Data items:
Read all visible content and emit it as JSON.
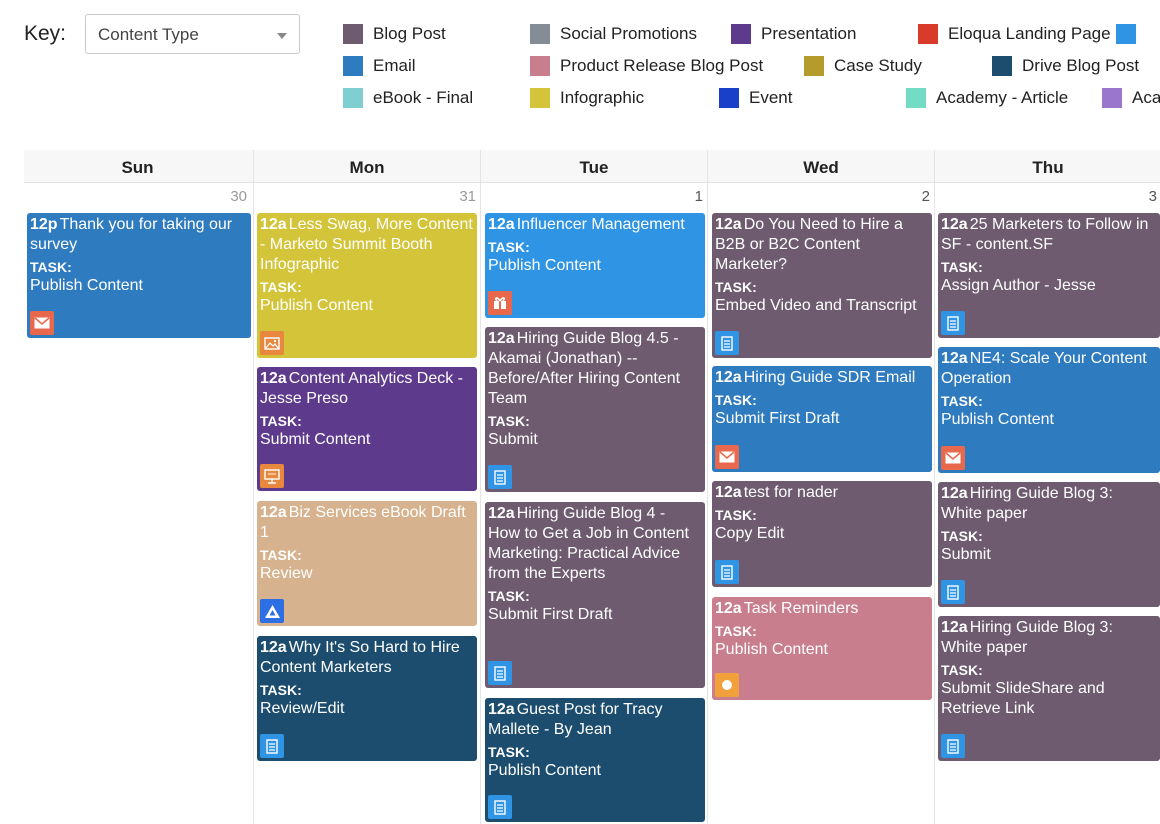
{
  "key": {
    "label": "Key:",
    "select_value": "Content Type"
  },
  "legend": [
    {
      "label": "Blog Post",
      "color": "#6e5b70"
    },
    {
      "label": "Social Promotions",
      "color": "#848d96"
    },
    {
      "label": "Presentation",
      "color": "#5e3a8c"
    },
    {
      "label": "Eloqua Landing Page",
      "color": "#d93b2b"
    },
    {
      "label": "",
      "color": "#2e94e3"
    },
    {
      "label": "Email",
      "color": "#2f7bbf"
    },
    {
      "label": "Product Release Blog Post",
      "color": "#c97e8e"
    },
    {
      "label": "Case Study",
      "color": "#b59a2c"
    },
    {
      "label": "Drive Blog Post",
      "color": "#1d4d6e"
    },
    {
      "label": "eBook - Final",
      "color": "#7fcfd2"
    },
    {
      "label": "Infographic",
      "color": "#d4c43a"
    },
    {
      "label": "Event",
      "color": "#1840c8"
    },
    {
      "label": "Academy - Article",
      "color": "#72dcc4"
    },
    {
      "label": "Aca",
      "color": "#9a76cc"
    }
  ],
  "columns": [
    {
      "name": "Sun",
      "day": "30"
    },
    {
      "name": "Mon",
      "day": "31"
    },
    {
      "name": "Tue",
      "day": "1"
    },
    {
      "name": "Wed",
      "day": "2"
    },
    {
      "name": "Thu",
      "day": "3"
    }
  ],
  "events": {
    "sun": [
      {
        "time": "12p",
        "title": "Thank you for taking our survey",
        "task_label": "TASK:",
        "task": "Publish Content",
        "color": "#2f7bbf",
        "icon": "email-icon"
      }
    ],
    "mon": [
      {
        "time": "12a",
        "title": "Less Swag, More Content - Marketo Summit Booth Infographic",
        "task_label": "TASK:",
        "task": "Publish Content",
        "color": "#d4c43a",
        "icon": "image-icon"
      },
      {
        "time": "12a",
        "title": "Content Analytics Deck - Jesse Preso",
        "task_label": "TASK:",
        "task": "Submit Content",
        "color": "#5e3a8c",
        "icon": "presentation-icon"
      },
      {
        "time": "12a",
        "title": "Biz Services eBook Draft 1",
        "task_label": "TASK:",
        "task": "Review",
        "color": "#d6b28f",
        "icon": "drive-icon"
      },
      {
        "time": "12a",
        "title": "Why It's So Hard to Hire Content Marketers",
        "task_label": "TASK:",
        "task": "Review/Edit",
        "color": "#1d4d6e",
        "icon": "document-icon"
      }
    ],
    "tue": [
      {
        "time": "12a",
        "title": "Influencer Management",
        "task_label": "TASK:",
        "task": "Publish Content",
        "color": "#2e94e3",
        "icon": "influencer-icon"
      },
      {
        "time": "12a",
        "title": "Hiring Guide Blog 4.5 - Akamai (Jonathan) -- Before/After Hiring Content Team",
        "task_label": "TASK:",
        "task": "Submit",
        "color": "#6e5b70",
        "icon": "document-icon"
      },
      {
        "time": "12a",
        "title": "Hiring Guide Blog 4 - How to Get a Job in Content Marketing: Practical Advice from the Experts",
        "task_label": "TASK:",
        "task": "Submit First Draft",
        "color": "#6e5b70",
        "icon": "document-icon"
      },
      {
        "time": "12a",
        "title": "Guest Post for Tracy Mallete - By Jean",
        "task_label": "TASK:",
        "task": "Publish Content",
        "color": "#1d4d6e",
        "icon": "document-icon"
      }
    ],
    "wed": [
      {
        "time": "12a",
        "title": "Do You Need to Hire a B2B or B2C Content Marketer?",
        "task_label": "TASK:",
        "task": "Embed Video and Transcript",
        "color": "#6e5b70",
        "icon": "document-icon"
      },
      {
        "time": "12a",
        "title": "Hiring Guide SDR Email",
        "task_label": "TASK:",
        "task": "Submit First Draft",
        "color": "#2f7bbf",
        "icon": "email-icon"
      },
      {
        "time": "12a",
        "title": "test for nader",
        "task_label": "TASK:",
        "task": "Copy Edit",
        "color": "#6e5b70",
        "icon": "document-icon"
      },
      {
        "time": "12a",
        "title": "Task Reminders",
        "task_label": "TASK:",
        "task": "Publish Content",
        "color": "#c97e8e",
        "icon": "circle-icon"
      }
    ],
    "thu": [
      {
        "time": "12a",
        "title": "25 Marketers to Follow in SF - content.SF",
        "task_label": "TASK:",
        "task": "Assign Author - Jesse",
        "color": "#6e5b70",
        "icon": "document-icon"
      },
      {
        "time": "12a",
        "title": "NE4: Scale Your Content Operation",
        "task_label": "TASK:",
        "task": "Publish Content",
        "color": "#2f7bbf",
        "icon": "email-icon"
      },
      {
        "time": "12a",
        "title": "Hiring Guide Blog 3: White paper",
        "task_label": "TASK:",
        "task": "Submit",
        "color": "#6e5b70",
        "icon": "document-icon"
      },
      {
        "time": "12a",
        "title": "Hiring Guide Blog 3: White paper",
        "task_label": "TASK:",
        "task": "Submit SlideShare and Retrieve Link",
        "color": "#6e5b70",
        "icon": "document-icon"
      }
    ]
  },
  "icon_colors": {
    "email": "#e8684e",
    "document": "#2e94e3",
    "image": "#e8873e",
    "presentation": "#e8873e",
    "drive": "#2e6fe3",
    "influencer": "#e8684e",
    "circle": "#f2a03c"
  }
}
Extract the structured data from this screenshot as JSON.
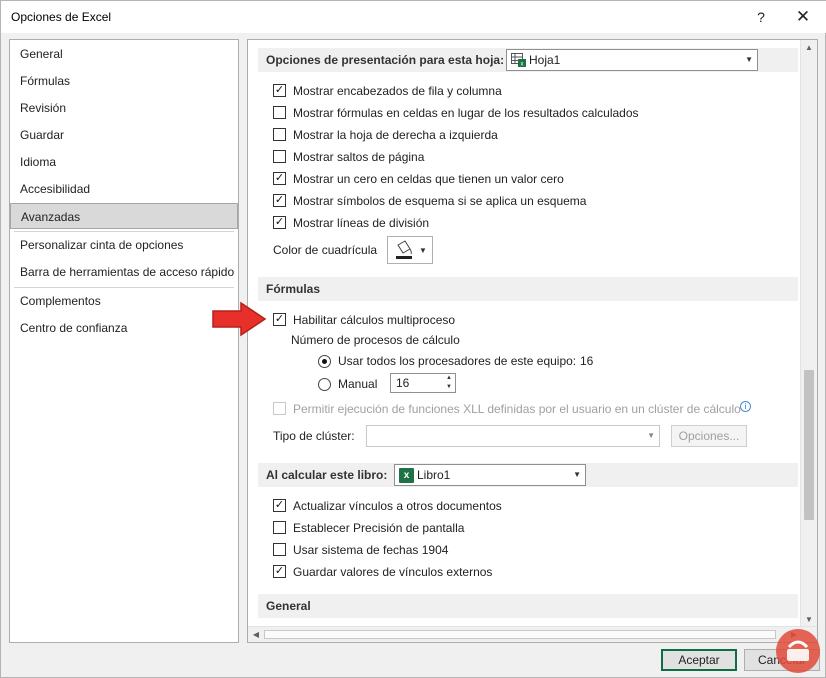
{
  "window": {
    "title": "Opciones de Excel",
    "help_label": "?",
    "close_label": "✕"
  },
  "sidebar": {
    "items": [
      "General",
      "Fórmulas",
      "Revisión",
      "Guardar",
      "Idioma",
      "Accesibilidad",
      "Avanzadas",
      "Personalizar cinta de opciones",
      "Barra de herramientas de acceso rápido",
      "Complementos",
      "Centro de confianza"
    ],
    "selected": "Avanzadas"
  },
  "display_sheet": {
    "header": "Opciones de presentación para esta hoja:",
    "sheet_value": "Hoja1",
    "options": [
      {
        "label": "Mostrar encabezados de fila y columna",
        "checked": true
      },
      {
        "label": "Mostrar fórmulas en celdas en lugar de los resultados calculados",
        "checked": false
      },
      {
        "label": "Mostrar la hoja de derecha a izquierda",
        "checked": false
      },
      {
        "label": "Mostrar saltos de página",
        "checked": false
      },
      {
        "label": "Mostrar un cero en celdas que tienen un valor cero",
        "checked": true
      },
      {
        "label": "Mostrar símbolos de esquema si se aplica un esquema",
        "checked": true
      },
      {
        "label": "Mostrar líneas de división",
        "checked": true
      }
    ],
    "grid_color_label": "Color de cuadrícula"
  },
  "formulas": {
    "header": "Fórmulas",
    "multithread_label": "Habilitar cálculos multiproceso",
    "multithread_checked": true,
    "threads_label": "Número de procesos de cálculo",
    "use_all_label": "Usar todos los procesadores de este equipo:",
    "use_all_value": "16",
    "manual_label": "Manual",
    "manual_value": "16",
    "xll_label": "Permitir ejecución de funciones XLL definidas por el usuario en un clúster de cálculo",
    "cluster_type_label": "Tipo de clúster:",
    "options_button": "Opciones..."
  },
  "calc_book": {
    "header": "Al calcular este libro:",
    "book_value": "Libro1",
    "options": [
      {
        "label": "Actualizar vínculos a otros documentos",
        "checked": true
      },
      {
        "label": "Establecer Precisión de pantalla",
        "checked": false
      },
      {
        "label": "Usar sistema de fechas 1904",
        "checked": false
      },
      {
        "label": "Guardar valores de vínculos externos",
        "checked": true
      }
    ]
  },
  "general_section": {
    "header": "General"
  },
  "footer": {
    "ok_label": "Aceptar",
    "cancel_label": "Cancelar"
  },
  "colors": {
    "accent": "#1f7244",
    "arrow": "#e8302a",
    "selected_nav": "#d9d9d9"
  }
}
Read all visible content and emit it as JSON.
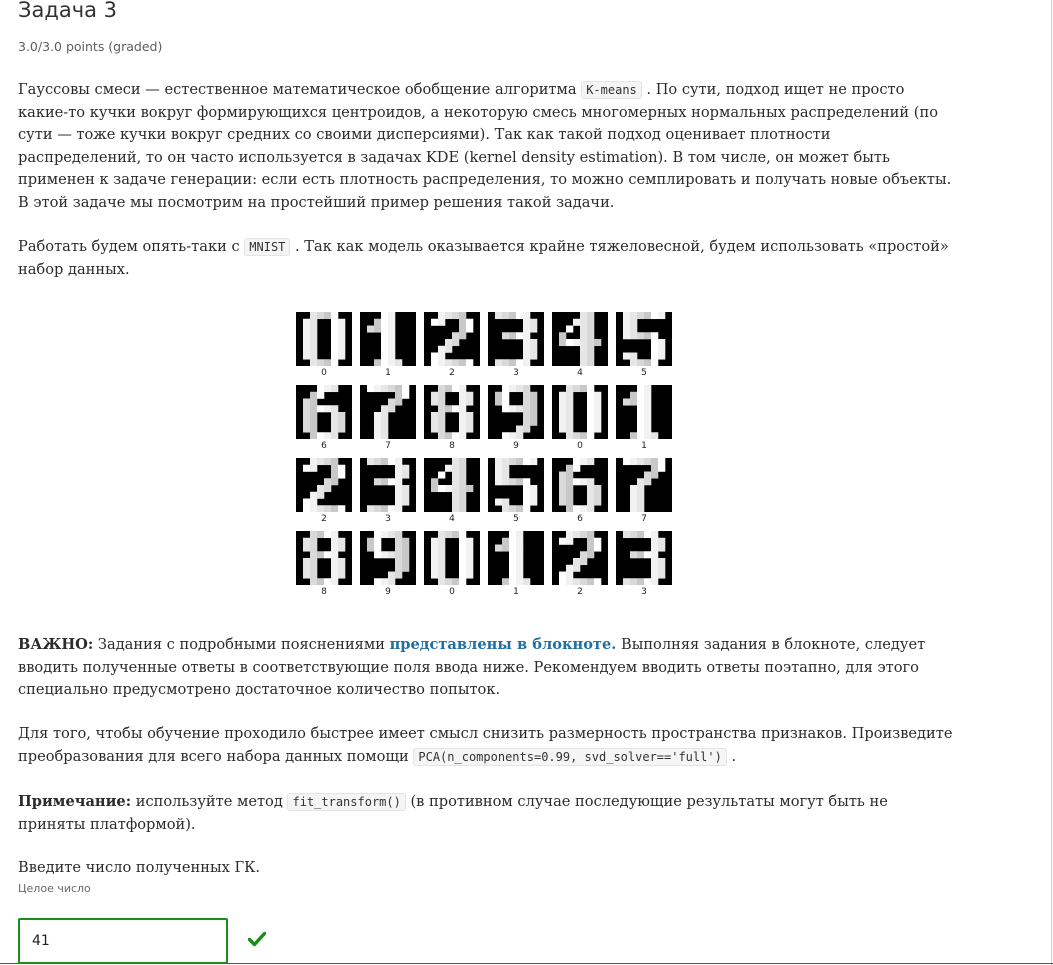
{
  "problem": {
    "title": "Задача 3",
    "points": "3.0/3.0 points (graded)"
  },
  "paragraph1": {
    "t1": "Гауссовы смеси — естественное математическое обобщение алгоритма ",
    "code": "K-means",
    "t2": " . По сути, подход ищет не просто какие-то кучки вокруг формирующихся центроидов, а некоторую смесь многомерных нормальных распределений (по сути — тоже кучки вокруг средних со своими дисперсиями). Так как такой подход оценивает плотности распределений, то он часто используется в задачах KDE (kernel density estimation). В том числе, он может быть применен к задаче генерации: если есть плотность распределения, то можно семплировать и получать новые объекты. В этой задаче мы посмотрим на простейший пример решения такой задачи."
  },
  "paragraph2": {
    "t1": "Работать будем опять-таки с ",
    "code": "MNIST",
    "t2": " . Так как модель оказывается крайне тяжеловесной, будем использовать «простой» набор данных."
  },
  "digit_labels": [
    "0",
    "1",
    "2",
    "3",
    "4",
    "5",
    "6",
    "7",
    "8",
    "9",
    "0",
    "1",
    "2",
    "3",
    "4",
    "5",
    "6",
    "7",
    "8",
    "9",
    "0",
    "1",
    "2",
    "3"
  ],
  "important": {
    "bold": "ВАЖНО:",
    "t1": " Задания с подробными пояснениями ",
    "link": "представлены в блокноте.",
    "t2": " Выполняя задания в блокноте, следует вводить полученные ответы в соответствующие поля ввода ниже. Рекомендуем вводить ответы поэтапно, для этого специально предусмотрено достаточное количество попыток."
  },
  "paragraph4": {
    "t1": "Для того, чтобы обучение проходило быстрее имеет смысл снизить размерность пространства признаков. Произведите преобразования для всего набора данных помощи ",
    "code": "PCA(n_components=0.99, svd_solver=='full')",
    "t2": " ."
  },
  "note": {
    "bold": "Примечание:",
    "t1": " используйте метод ",
    "code": "fit_transform()",
    "t2": " (в противном случае последующие результаты могут быть не приняты платформой)."
  },
  "answer": {
    "label": "Введите число полученных ГК.",
    "hint": "Целое число",
    "value": "41",
    "status_icon": "check-icon",
    "status_color": "#198c19"
  }
}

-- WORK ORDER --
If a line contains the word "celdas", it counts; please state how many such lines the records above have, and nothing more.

-- YOUR RESPONSE --
2